The Viennese climate forms a transitional climate with oceanic influences from the west and continental influences from the east. This is noticeable in the yearly comparison by mostly strongly fluctuating measurement results. Generally Vienna usually experiences lower precipitation amounts and longer dry periods. Winters here are rather mild compared to other parts of Austria. The 30-year average air temperature is 11.4 degrees Celsius in the city center and 10.2 degrees Celsius in the outer districts. The average amount of precipitation is around 600 millimeters, with an average of 741.5 millimeters measured in the west of the city and only 514.5 millimeters in the east. There are 60 summer days and about 70 frost days.
A border runs through Vienna between two floral regions, both of which belong to the Holarctic floral kingdom: the Central European Floral Region and the Pannonian Floral Province. In addition, a sub-Mediterranean influence can be detected in Vienna. For this reason, many species that are unique in Austria grow in Vienna and are accordingly worthy of protection. Nature’s protection in Vienna is regulated by various legal norms, such as the Vienna Nature Conservation Law, the Vienna National Park Law and the Vienna Nature Conservation Ordinance. The following protection levels exist: European protected area (Natura 2000), national park, nature reserve, protected landscape area, protected landscape part, ecological development area, natural monument, protected biotope, biosphere park and Ramsar site.
The largest and most important protected areas are the Danube Floodplains National Park and the Wienerwald Biosphere Reserve, which protect the east and west of the city, as well as the Bisamberg and the "Alte Schanzen". In addition, there are a larger number of smaller protected areas and objects.
How to participate

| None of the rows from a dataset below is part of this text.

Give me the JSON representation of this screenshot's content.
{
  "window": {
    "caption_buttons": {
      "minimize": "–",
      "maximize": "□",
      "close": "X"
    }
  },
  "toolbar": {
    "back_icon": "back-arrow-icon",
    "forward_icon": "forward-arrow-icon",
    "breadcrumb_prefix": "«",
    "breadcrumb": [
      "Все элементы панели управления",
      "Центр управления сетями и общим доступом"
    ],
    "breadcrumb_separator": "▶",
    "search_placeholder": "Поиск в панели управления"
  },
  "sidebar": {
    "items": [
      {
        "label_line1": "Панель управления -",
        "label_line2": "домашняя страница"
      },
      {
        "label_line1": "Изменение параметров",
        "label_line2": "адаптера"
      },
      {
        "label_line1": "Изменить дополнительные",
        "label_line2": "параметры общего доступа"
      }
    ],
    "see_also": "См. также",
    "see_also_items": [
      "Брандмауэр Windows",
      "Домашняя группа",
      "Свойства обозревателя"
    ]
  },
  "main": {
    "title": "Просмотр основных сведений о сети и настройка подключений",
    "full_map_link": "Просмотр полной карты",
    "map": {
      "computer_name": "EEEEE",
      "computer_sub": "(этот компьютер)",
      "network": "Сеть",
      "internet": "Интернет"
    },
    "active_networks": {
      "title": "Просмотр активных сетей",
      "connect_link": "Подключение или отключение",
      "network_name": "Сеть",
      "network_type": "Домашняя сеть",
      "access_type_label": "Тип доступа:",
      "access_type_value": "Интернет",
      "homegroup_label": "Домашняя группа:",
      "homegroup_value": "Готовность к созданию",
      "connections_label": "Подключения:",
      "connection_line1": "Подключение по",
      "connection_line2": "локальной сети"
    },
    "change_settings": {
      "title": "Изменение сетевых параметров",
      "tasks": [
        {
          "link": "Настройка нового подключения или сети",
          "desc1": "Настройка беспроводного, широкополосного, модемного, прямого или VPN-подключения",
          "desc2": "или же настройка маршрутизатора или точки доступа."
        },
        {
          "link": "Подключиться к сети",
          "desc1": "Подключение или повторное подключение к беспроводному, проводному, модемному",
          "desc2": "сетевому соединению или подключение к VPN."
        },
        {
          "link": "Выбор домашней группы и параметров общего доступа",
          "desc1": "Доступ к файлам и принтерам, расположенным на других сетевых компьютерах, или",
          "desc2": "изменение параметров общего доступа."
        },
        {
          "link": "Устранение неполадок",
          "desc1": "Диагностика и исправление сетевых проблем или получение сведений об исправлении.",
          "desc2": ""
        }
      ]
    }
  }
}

The BioBlitz will take place in the Vienna province from May 20-22, 2022. Participants in the BioBlitz are encouraged to take photos and record observations of alien species using the app "iNaturalist" to help collect data for the region. The observations of participants will assist us in identifying and documenting alien and invasive alien species (IAS) early on, allowing us to initiate appropriate management. To record their observations, participants will need a smartphone or tablet. How can you participate in the BioBlitz 2022 in Vienna (Austria)?
1. Download the iNaturalist app (for android or ios) to your smartphone or tablet or you could access the web iNaturalist through your computer and create an account.
2. You can join the BioBlitz Wien 2022 project in iNaturalist (BioBlitz Wien 2022 · iNaturalist) to keep track of the observations made by you and other volunteers involved.
3. During the weekend from May 20th to 22th, record all your observations using the inaturalist app though photographs of the invasive species in the Vienna that you detect.
4. Via the iNaturalist project page you can see the results of the documentations. To participate or for more information, please contact: